Wednesday, October 22, 2008

Day One, Year One

Yesterday I attended a dissertation writing workshop run by Robert Lucas. The focus of the workshop was on getting writing done, not the format it should be in or what a dissertation is. His biggest recommendation was one that, if you've read any advice on the topic at all, you've heard before - write every day. (You can write six days a week, he said, for at least half an hour a day.) I guess I was finally ready to hear it because this morning I got up, went straight to my computer, set my iPhone for a half-hour timer, and went to work. This was incorporating another of his suggestions - set aside a specific area to do dissertation work. I've been sitting in my living room a lot, so my desk has now been reclaimed as dissertation space.

The dilemma I will face in a day or two is that at this point I'm not ready to write the dissertation every day. There is too much in the way of data collection, etc. between now and then. I could use the time for other dissertation tasks, such as taking notes, but his system is really one for becoming a productive academic writer overall, not just writing the dissertation. (Writing can include revising, brainstorming, drawing diagrams, what have you, but it's about output, not input.) Besides, writing is something I can do well first thing in the morning - surprisingly, given that I am not a morning person. So my plan is to move on to work on one of the articles that's "in progress" on my CV after this chunk is done.

One day hardly constitutes a victory over sloth, but I'm pretty sure that if I hadn't started today, the chance of there being a day two would be exponentially lower.

6 comments:

Rebecca said...

Is your lit review complete? That is something you can always work on writing.

The idea of moving on to an article if you have nothing to write on your dissertation makes sense; just remember that doing things like journalling about the process usually count as well; it can help you organize your thoughts and you may come up with something useful in the process.

turducken said...
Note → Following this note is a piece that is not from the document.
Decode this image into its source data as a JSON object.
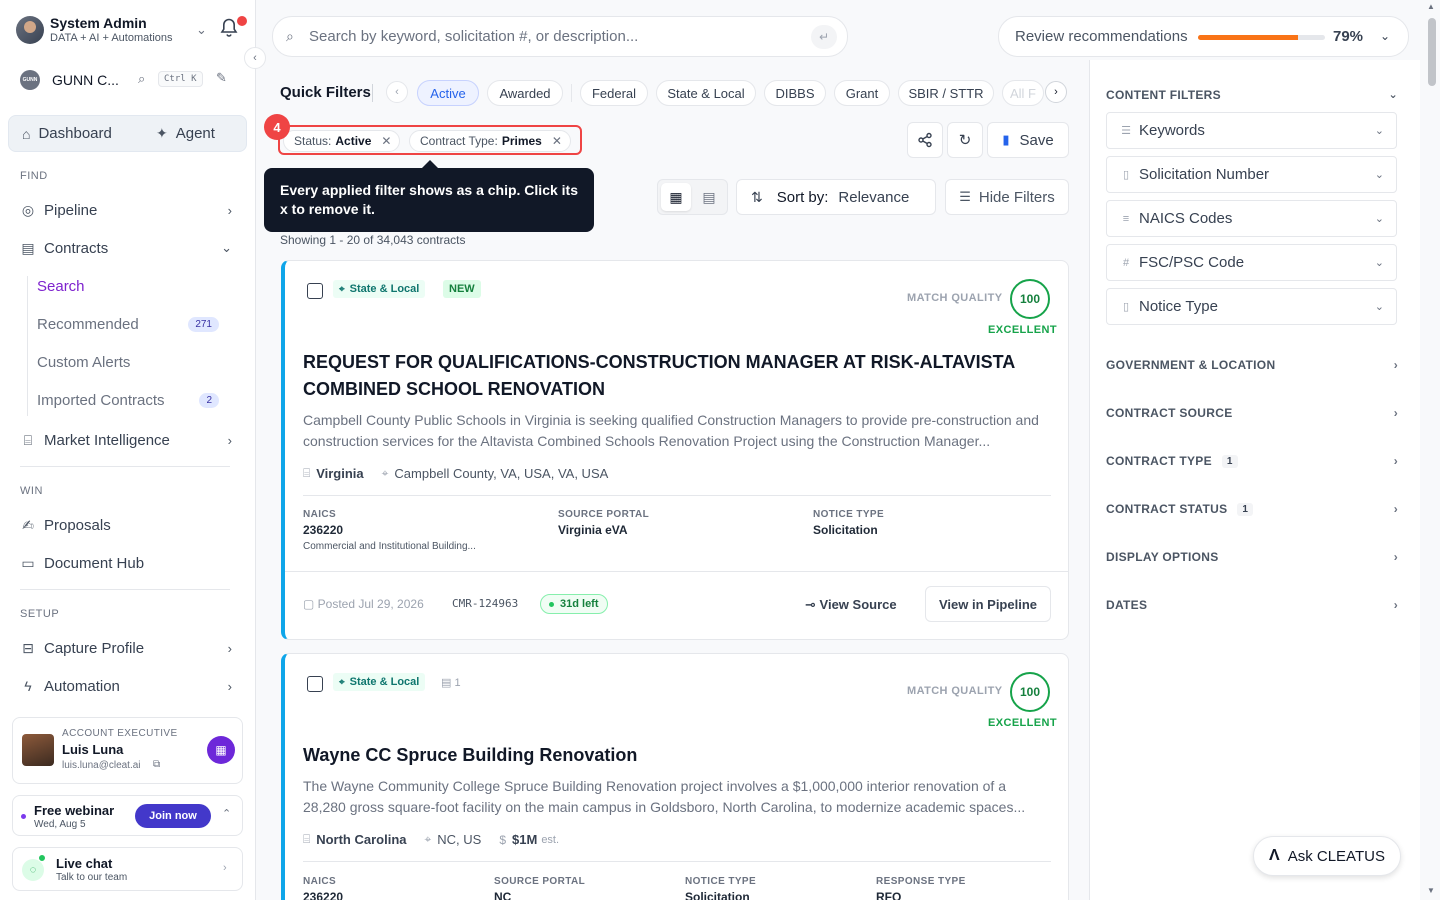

The lit review is not complete, but I am not going to write it until I've done more of my reading for it. (Which I am doing - but reading and note-taking is a separate task.) YMMV but if I were to start writing it at this point I'd be writing nonsense I'd have to throw out later anyway.
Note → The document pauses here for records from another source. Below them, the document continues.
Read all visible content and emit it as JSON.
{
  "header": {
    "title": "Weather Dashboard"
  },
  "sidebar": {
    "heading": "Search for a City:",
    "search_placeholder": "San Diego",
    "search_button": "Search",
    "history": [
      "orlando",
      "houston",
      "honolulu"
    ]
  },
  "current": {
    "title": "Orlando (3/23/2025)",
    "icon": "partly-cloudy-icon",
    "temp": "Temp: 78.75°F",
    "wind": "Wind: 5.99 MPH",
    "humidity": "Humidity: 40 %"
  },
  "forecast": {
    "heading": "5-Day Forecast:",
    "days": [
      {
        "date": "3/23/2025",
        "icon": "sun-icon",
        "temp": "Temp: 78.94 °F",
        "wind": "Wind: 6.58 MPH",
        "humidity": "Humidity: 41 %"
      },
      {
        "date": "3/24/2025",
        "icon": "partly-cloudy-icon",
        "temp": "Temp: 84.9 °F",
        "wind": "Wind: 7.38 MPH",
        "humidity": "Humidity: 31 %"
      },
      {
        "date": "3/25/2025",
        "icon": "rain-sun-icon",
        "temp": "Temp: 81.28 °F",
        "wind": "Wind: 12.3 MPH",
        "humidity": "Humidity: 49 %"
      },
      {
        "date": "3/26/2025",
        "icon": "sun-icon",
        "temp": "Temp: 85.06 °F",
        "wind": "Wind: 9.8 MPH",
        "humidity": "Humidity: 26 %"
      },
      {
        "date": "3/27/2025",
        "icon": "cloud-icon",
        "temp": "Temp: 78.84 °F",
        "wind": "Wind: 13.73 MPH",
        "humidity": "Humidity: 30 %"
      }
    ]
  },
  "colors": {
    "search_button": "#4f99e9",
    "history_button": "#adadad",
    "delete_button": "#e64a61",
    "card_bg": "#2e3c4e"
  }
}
Dave Daniels said...

I prefer to have a daily word count rather than write for a period of time. May not be applicable for academic writing... dunno... but I can waste half-an-hour better than anyone I know with nothing to show for it.

turducken said...
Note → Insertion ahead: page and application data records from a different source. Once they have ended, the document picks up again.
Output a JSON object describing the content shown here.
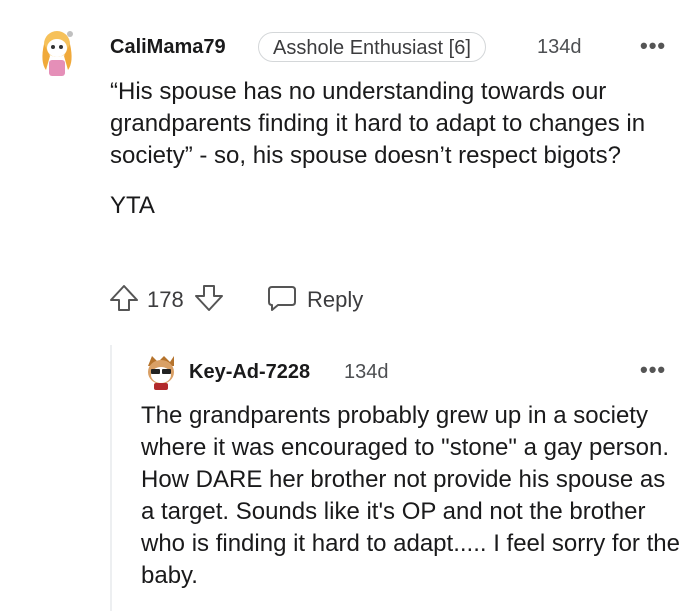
{
  "comment": {
    "username": "CaliMama79",
    "flair": "Asshole Enthusiast [6]",
    "age": "134d",
    "more": "•••",
    "body_lines": [
      "“His spouse has no understanding towards our grandparents finding it hard to adapt to changes in society” - so, his spouse doesn’t respect bigots?",
      "YTA"
    ],
    "votes": "178",
    "reply_label": "Reply"
  },
  "reply": {
    "username": "Key-Ad-7228",
    "age": "134d",
    "more": "•••",
    "body": "The grandparents probably grew up in a society where it was encouraged to \"stone\" a gay person. How DARE her brother not provide his spouse as a target. Sounds like it's OP and not the brother who is finding it hard to adapt..... I feel sorry for the baby."
  },
  "colors": {
    "text": "#1a1a1b",
    "muted": "#4d4f52",
    "border": "#d4d7d9",
    "thread_line": "#edeff1"
  },
  "icons": [
    "snoo-avatar-icon",
    "upvote-arrow-icon",
    "downvote-arrow-icon",
    "reply-bubble-icon",
    "more-options-icon"
  ]
}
Lucas gave some good reasons why a time limit works better for most people. For many tasks, what is a reasonable word count - for example revising? Or creating a really tricky graph? I think that's one of those areas where people may vary, however, rather than being a rule that's true whether people believe it or not.

Of course, you know if you're wasting time that doesn't count, right? You have to actually be DOING something appropriate. People have different obstacles to progress, and mine is being easily distracted. So there's no stuff on the desk other than dissertation stuff (well, there's a lamp, pencils, etc., but nothing FUN). My internet connection is off. I can only get out of my chair to refill my cup of tea. And since I live alone, there is no one coming in to the room, and no one is calling/texting me at that hour. I should mention that most of the stuff in this paragraph is not "stuff Lucas said yesterday" but "stuff I've learned through trial and error." If the internet is on, ain't no writing happening.

Other problems he discussed are ones I'm not so prone to so I am not so vigilant about them. I don't have the belief that the first draft has to be any good, for example. (Which doesn't mean I'm going to write my results section up tomorrow - I want a draft, not speculative fiction.)

Tim said...

I don't know if you have this option Eve, but what really helped me was to have someone that I was genuinely accountable to (my chair). We set out a goal date (say for the proposal defense, or Big D defense) and then calendared back to the current day, setting due dates for known products (such as 1st draft of intro chapter, revised draft of lit review, 1st draft of conceptual framework, etc.) Then as I turned things in (such as a 1st draft of lit review) and began working on the next due date, my chair would work on giving me feedback on the last document, and that would help move me forward to the next draft, and the due date assigned for it.

I just found that I really needed a strong external accountability. So much so that we did a directed reading for a semester that was dedicated to moving towards a defense. Probably the most valuable "course" I took.

Good luck! (btw, who's your chair, Caboni?)

turducken said...

My chair is McLendon. Dr. Caboni is on the committee, but as an instructor he may not chair dissertations.